Reid hammers McCain

I’d missed this, but it seems that Harry Reid decided to land on John McCain on Friday:

A few days ago, I called on Sen. McCain to take a stand — let us know where he stands on the issue — in this bailout, But all he has done is stand in front of the cameras. We still don’t know where he stands on the issue.

Ouch! Not very Senatorial. But the best way to reduce McCain’s bargaining power. Score one for Reid.

And, once again demonstrating McCain’s fabled capacity to unite members across the aisle, his Republican colleague Rob Corker of Tennessee also dumped on McCain, saying his presence “adds a tension and distraction that candidly is not healthy at this moment in time.”

Double ouch.

And I’m glad to see “McCain acted like a jerk and almost fouled things up” is now the accepted narrative.

The AP story has another interesting nugget: Pelosi wanted a transaction tax to finance the bailout, but Republicans objected, so she settled for the nonsense about having the President maybe propose something five years from now.
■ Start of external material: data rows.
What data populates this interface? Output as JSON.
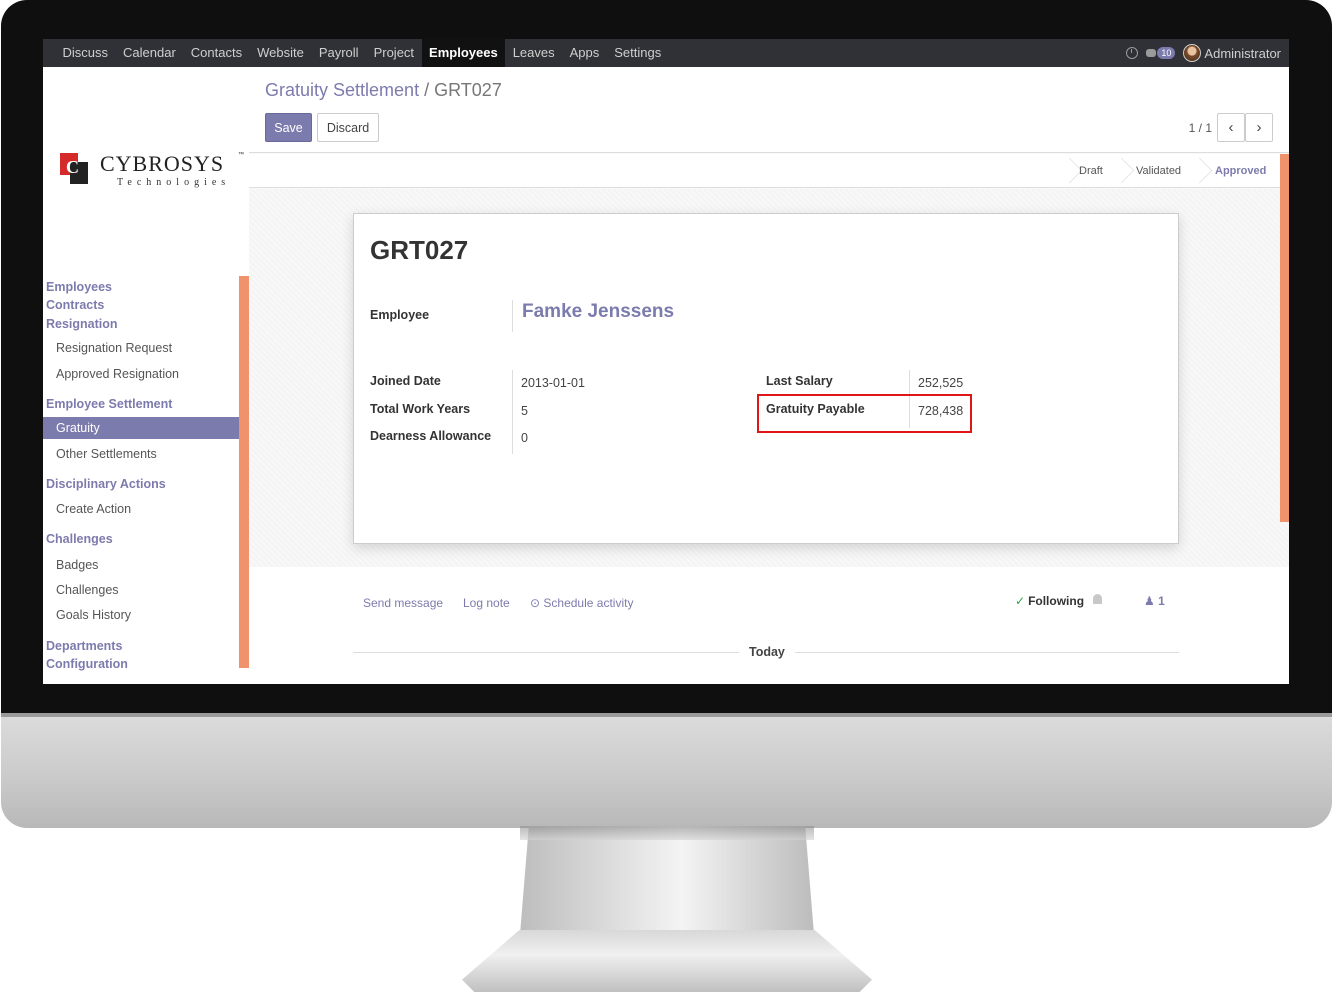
{
  "topbar": {
    "menu": [
      "Discuss",
      "Calendar",
      "Contacts",
      "Website",
      "Payroll",
      "Project",
      "Employees",
      "Leaves",
      "Apps",
      "Settings"
    ],
    "active": "Employees",
    "message_count": "10",
    "user": "Administrator"
  },
  "sidebar": {
    "logo": {
      "name": "CYBROSYS",
      "tm": "™",
      "sub": "Technologies"
    },
    "items": [
      {
        "label": "Employees"
      },
      {
        "label": "Contracts"
      },
      {
        "label": "Resignation"
      },
      {
        "label": "Resignation Request"
      },
      {
        "label": "Approved Resignation"
      },
      {
        "label": "Employee Settlement"
      },
      {
        "label": "Gratuity"
      },
      {
        "label": "Other Settlements"
      },
      {
        "label": "Disciplinary Actions"
      },
      {
        "label": "Create Action"
      },
      {
        "label": "Challenges"
      },
      {
        "label": "Badges"
      },
      {
        "label": "Challenges"
      },
      {
        "label": "Goals History"
      },
      {
        "label": "Departments"
      },
      {
        "label": "Configuration"
      }
    ],
    "selected": "Gratuity"
  },
  "control": {
    "breadcrumb_parent": "Gratuity Settlement",
    "breadcrumb_sep": "/",
    "breadcrumb_current": "GRT027",
    "save_label": "Save",
    "discard_label": "Discard",
    "pager": "1 / 1"
  },
  "status": {
    "stages": [
      "Draft",
      "Validated",
      "Approved"
    ],
    "current": "Approved"
  },
  "form": {
    "name": "GRT027",
    "employee_label": "Employee",
    "employee": "Famke Jenssens",
    "joined_date_label": "Joined Date",
    "joined_date": "2013-01-01",
    "total_work_years_label": "Total Work Years",
    "total_work_years": "5",
    "dearness_allowance_label": "Dearness Allowance",
    "dearness_allowance": "0",
    "last_salary_label": "Last Salary",
    "last_salary": "252,525",
    "gratuity_payable_label": "Gratuity Payable",
    "gratuity_payable": "728,438"
  },
  "chatter": {
    "send_message": "Send message",
    "log_note": "Log note",
    "schedule_activity": "Schedule activity",
    "following": "Following",
    "followers_count": "1",
    "today": "Today"
  },
  "colors": {
    "accent": "#7c7bad",
    "orange": "#f0926c",
    "highlight": "#e01515"
  }
}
Too bad about that. But it’s also leverage: Pelosi can tell Boehner “Deliver X Republican votes or the transaction tax goes back in.” It’s not as if Bush would dare veto the bill.

Pelosi’s father was Mayor of Baltimore when I was growing up. She’s got hardball in her DNA. Suddenly I’m a little bit cheerful.

Author: Mark Kleiman

Professor of Public Policy at the NYU Marron Institute for Urban Management and editor of the Journal of Drug Policy Analysis. Teaches about the methods of policy analysis about drug abuse control and crime control policy, working out the implications of two principles: that swift and certain sanctions don't have to be severe to be effective, and that well-designed threats usually don't have to be carried out. Books: Drugs and Drug Policy: What Everyone Needs to Know (with Jonathan Caulkins and Angela Hawken) When Brute Force Fails: How to Have Less Crime and Less Punishment (Princeton, 2009; named one of the "books of the year" by The Economist Against Excess: Drug Policy for Results (Basic, 1993) Marijuana: Costs of Abuse, Costs of Control (Greenwood, 1989) UCLA Homepage Curriculum Vitae Contact: